Start with the foundation
If you build a house on sand, it won't stand the test of time because the earth beneath it will slip away. If you build a house on solid rock, though, it can last for generations. When it comes to corporations, that foundation is the balance sheet. And Nucor is built on very solid ground.
For example, long-term debt makes up only around 25% of the steel maker's capital structure. The company's current ratio, a measure of how well it can pay its near-term bills, is around 2.1 times. Interest expense ate up roughly 8% of operating profit in the second quarter. Compare that to United States Steel Company (NYSE:X), where interest expense was about 17% of operating profit in the second quarter, long-term debt made up roughly 50% of the capital structure, and the current ratio is a solid, but less robust, 1.7. It's not that U.S. Steel is in bad financial shape, but it isn't nearly as well grounded as Nucor.

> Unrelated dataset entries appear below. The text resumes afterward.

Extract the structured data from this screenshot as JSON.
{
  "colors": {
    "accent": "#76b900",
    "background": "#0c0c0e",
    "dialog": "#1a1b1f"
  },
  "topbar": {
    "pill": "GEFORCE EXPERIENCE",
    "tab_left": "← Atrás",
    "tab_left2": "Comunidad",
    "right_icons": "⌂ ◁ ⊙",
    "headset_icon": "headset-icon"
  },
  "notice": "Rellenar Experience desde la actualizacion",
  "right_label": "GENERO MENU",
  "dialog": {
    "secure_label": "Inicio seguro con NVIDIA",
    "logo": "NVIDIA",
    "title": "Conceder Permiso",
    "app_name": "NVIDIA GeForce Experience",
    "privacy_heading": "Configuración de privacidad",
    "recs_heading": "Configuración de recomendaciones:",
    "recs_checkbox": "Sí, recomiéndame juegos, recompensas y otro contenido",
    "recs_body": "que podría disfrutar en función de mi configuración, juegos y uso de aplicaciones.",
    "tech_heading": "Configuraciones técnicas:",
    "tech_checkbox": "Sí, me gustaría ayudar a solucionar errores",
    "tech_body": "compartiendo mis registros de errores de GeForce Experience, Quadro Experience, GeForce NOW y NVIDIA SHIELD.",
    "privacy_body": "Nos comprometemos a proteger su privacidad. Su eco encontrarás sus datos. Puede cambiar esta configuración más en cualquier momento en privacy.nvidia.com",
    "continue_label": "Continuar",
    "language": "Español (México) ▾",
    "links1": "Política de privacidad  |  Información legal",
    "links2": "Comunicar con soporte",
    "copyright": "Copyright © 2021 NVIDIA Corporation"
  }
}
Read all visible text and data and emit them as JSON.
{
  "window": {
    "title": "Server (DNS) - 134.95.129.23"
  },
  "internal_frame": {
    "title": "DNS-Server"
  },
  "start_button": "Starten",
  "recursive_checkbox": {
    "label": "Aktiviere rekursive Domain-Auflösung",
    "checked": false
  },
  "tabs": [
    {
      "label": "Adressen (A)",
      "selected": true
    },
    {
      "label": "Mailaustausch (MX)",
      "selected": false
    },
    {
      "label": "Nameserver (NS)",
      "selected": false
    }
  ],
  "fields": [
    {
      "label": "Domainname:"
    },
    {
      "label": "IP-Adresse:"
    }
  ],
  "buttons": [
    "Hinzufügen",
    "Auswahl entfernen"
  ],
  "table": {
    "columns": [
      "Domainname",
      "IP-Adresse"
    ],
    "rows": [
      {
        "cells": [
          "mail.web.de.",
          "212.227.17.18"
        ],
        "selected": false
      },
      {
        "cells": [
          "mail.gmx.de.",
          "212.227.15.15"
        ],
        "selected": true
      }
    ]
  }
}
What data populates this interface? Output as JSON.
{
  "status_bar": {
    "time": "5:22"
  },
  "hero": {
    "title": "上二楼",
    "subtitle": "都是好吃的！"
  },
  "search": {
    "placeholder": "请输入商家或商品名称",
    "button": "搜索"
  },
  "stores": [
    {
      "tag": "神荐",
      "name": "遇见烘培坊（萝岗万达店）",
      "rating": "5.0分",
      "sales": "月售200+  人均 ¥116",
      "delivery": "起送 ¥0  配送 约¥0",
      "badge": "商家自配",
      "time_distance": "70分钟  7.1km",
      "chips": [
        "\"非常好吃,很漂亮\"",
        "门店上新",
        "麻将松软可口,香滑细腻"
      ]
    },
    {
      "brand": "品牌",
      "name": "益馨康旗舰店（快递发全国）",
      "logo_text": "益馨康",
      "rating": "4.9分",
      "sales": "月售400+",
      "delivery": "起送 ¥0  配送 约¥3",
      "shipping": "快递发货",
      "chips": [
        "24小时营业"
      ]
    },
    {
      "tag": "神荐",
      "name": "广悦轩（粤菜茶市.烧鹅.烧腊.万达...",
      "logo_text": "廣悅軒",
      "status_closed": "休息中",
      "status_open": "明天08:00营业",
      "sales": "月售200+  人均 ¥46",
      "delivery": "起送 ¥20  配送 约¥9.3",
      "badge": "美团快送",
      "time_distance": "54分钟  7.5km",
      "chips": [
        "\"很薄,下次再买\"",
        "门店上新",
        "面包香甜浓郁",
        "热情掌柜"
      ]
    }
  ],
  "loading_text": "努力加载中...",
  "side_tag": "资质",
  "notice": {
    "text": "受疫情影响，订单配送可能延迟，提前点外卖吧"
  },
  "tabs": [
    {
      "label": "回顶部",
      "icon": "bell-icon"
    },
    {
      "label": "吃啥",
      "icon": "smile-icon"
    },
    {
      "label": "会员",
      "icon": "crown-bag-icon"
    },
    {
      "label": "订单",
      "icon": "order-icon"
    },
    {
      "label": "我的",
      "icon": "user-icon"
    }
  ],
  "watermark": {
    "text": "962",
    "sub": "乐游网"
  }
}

That has material implications. For example, Nucor easily weathered the deep industry downturn that started after the 2007 to 2009 recession and only just recently started to ease. It lost money in 2009 like most other steel mills, but has been profitable since. U.S. Steel has lost money in seven of the last eight years. AK Steel (NYSE:AKS) has lost money in eight of the last eight years, hampered by long-term debt that makes up more than 100% of the capital structure because of negative shareholder equity... and while the current ratio is a decent 1.75, interest expense ate up around two-thirds of operating profit in the second quarter.
The freedom to move
Nucor's solid financial foundation is vitally important because it underpins a key tenet of the company's business plan: use downturns to get stronger. You get the best deals when the industry is out of favor. So what has Nucor been doing since the downturn started in 2009?
Nucor built a direct reduced iron ore facility to help ensure it has access to low cost steel for its mills. It acquired steel foundation distributor Skyline Steel, flat rolled steel mill Gallatin Steel, two cold finished bar mills (one in Georgia and one in Ohio), a plate mill in Texas, and three pipe and tube mills to quickly build a new business segment. It also expanded operations at multiple facilities. And it's building a new mill in Canada and another through a joint venture in Mexico. So far this year Nucor has announced plans to upgrade two more mills and agreed to acquire St. Louis Cold Drawn, Inc., which operates mills in Missouri and Mexico that serve the auto industry.
It's been a very busy industry downturn for Nucor! But all of that activity increases the company's scale and positions it to maintain its industry-leading position now that the steel sector is starting to see better days. Just as important, however, it got all of that done without wrecking its balance sheet. So it's both ready for, and capable of, reinvesting in the business for years to come.
No cheating here
The term stacking the deck originated from cards and connotes cheating. But there's no cheating going on here. Nucor is following a simple and very open plan: remain financially disciplined and keep investing for the future, with an emphasis on opportunistic spending during downturns. That plan has left Nucor larger and more diversified than it's ever been because it's been preparing for the upturn since the downturn started.